Tally the lines below that contain "jiaozhang" and reply with only the tally.

SOURCE DATA:
-=-=-
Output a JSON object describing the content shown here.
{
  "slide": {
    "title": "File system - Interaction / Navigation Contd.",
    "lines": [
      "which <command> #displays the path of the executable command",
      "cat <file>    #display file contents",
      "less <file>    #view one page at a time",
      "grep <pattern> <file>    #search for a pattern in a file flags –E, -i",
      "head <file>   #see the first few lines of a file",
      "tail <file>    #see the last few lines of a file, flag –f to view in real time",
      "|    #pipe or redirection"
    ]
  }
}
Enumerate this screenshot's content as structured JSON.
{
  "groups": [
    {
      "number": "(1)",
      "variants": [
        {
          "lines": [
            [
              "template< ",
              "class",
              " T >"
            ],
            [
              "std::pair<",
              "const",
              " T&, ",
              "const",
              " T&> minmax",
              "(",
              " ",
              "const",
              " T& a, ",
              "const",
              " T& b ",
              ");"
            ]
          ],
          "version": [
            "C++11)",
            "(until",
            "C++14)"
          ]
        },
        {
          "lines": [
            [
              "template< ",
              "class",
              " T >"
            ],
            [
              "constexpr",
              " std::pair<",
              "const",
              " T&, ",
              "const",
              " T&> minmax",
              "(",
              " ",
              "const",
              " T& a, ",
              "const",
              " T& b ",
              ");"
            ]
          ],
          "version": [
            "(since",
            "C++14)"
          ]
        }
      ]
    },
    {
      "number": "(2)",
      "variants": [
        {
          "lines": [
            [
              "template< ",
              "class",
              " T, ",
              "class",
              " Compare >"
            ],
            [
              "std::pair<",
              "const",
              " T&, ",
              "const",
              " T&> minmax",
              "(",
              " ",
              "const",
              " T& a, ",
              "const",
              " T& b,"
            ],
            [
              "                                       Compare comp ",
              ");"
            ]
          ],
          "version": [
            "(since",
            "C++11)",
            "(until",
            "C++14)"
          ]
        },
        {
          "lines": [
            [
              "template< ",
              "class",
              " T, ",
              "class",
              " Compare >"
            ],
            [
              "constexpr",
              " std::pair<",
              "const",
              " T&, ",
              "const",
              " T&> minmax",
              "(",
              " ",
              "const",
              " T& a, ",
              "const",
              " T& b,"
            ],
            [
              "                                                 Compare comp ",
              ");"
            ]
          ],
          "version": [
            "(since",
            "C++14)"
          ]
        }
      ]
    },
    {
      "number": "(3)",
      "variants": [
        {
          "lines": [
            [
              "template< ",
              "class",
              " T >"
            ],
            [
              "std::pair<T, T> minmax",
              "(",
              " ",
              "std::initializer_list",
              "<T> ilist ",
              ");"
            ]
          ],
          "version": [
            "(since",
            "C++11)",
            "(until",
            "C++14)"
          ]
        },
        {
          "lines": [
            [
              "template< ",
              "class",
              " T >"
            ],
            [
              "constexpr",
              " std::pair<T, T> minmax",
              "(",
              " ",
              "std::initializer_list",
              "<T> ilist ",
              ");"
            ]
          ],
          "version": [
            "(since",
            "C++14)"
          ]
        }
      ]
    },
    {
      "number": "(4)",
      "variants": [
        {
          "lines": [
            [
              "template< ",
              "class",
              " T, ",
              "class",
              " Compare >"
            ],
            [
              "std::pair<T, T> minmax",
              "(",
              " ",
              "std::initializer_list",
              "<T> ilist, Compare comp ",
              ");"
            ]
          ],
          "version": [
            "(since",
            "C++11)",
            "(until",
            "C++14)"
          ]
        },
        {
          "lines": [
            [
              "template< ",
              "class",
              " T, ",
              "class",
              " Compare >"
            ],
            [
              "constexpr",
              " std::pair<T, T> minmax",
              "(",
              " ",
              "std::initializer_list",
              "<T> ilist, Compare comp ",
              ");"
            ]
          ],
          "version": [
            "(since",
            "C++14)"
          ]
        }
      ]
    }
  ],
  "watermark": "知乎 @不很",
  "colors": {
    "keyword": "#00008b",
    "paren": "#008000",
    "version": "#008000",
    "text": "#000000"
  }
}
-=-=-
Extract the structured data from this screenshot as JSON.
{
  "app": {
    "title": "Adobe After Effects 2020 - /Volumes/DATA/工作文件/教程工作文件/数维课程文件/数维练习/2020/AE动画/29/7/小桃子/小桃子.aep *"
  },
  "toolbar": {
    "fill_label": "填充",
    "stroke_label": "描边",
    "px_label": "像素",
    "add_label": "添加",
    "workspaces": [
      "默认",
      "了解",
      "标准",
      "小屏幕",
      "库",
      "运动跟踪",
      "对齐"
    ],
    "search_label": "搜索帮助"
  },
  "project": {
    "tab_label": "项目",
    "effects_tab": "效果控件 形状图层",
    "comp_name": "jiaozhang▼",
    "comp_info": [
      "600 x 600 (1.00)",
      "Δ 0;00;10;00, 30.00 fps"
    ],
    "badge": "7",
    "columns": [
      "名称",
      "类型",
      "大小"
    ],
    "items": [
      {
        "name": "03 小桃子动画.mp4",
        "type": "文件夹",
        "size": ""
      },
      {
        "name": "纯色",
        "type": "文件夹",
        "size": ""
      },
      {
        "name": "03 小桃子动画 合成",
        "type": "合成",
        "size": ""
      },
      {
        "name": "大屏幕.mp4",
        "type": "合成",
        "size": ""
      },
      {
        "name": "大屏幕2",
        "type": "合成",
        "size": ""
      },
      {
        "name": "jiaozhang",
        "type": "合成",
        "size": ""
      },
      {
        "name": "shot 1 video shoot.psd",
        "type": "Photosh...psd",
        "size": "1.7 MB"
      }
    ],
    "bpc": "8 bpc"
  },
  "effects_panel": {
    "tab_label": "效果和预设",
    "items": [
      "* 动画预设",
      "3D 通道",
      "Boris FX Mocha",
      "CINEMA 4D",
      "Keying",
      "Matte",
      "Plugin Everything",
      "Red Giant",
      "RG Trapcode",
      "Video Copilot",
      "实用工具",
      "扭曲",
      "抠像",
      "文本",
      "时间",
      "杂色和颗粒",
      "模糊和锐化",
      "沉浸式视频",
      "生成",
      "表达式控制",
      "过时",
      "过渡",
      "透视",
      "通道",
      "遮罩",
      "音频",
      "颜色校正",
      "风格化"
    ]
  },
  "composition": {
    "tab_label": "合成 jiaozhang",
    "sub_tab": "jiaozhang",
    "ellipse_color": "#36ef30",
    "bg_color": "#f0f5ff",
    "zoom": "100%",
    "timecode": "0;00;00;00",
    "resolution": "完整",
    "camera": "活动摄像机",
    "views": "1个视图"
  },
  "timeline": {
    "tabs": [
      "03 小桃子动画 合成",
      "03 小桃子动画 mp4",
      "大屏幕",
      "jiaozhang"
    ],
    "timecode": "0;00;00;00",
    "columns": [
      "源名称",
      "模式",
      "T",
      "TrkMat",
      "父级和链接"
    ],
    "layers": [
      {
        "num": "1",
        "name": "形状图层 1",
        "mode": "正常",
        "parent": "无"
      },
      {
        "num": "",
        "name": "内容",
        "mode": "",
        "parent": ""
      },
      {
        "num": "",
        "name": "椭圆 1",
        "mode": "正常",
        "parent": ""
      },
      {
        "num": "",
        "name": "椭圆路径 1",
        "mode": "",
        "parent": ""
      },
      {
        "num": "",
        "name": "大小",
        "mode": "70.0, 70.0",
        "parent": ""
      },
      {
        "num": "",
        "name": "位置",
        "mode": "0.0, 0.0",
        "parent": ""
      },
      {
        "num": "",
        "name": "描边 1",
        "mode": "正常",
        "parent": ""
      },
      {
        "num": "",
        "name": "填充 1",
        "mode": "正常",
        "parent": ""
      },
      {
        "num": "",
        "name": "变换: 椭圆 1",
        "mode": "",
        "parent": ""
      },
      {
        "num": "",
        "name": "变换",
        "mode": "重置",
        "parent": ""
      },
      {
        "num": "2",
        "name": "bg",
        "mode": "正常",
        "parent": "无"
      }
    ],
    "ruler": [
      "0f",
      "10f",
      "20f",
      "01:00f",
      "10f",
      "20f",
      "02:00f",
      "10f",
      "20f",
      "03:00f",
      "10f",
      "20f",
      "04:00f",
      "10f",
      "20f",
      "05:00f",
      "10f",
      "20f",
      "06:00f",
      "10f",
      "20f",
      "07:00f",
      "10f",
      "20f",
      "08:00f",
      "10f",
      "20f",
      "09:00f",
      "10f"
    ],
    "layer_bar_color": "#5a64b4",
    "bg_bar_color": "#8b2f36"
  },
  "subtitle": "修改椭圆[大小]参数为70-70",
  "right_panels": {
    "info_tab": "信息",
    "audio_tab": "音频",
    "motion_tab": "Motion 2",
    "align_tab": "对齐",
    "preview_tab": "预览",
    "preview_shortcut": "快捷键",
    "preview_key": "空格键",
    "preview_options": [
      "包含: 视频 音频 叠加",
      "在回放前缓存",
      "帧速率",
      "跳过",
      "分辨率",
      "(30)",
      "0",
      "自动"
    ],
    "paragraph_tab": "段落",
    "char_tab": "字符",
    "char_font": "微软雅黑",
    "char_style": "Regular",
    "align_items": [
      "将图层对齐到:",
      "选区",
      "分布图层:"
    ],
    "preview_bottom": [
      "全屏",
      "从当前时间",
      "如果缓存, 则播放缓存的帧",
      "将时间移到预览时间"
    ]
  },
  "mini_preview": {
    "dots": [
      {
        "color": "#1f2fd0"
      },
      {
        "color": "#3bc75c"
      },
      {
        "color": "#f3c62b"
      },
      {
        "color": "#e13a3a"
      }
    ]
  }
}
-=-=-
WRITTEN RESPONSE:
5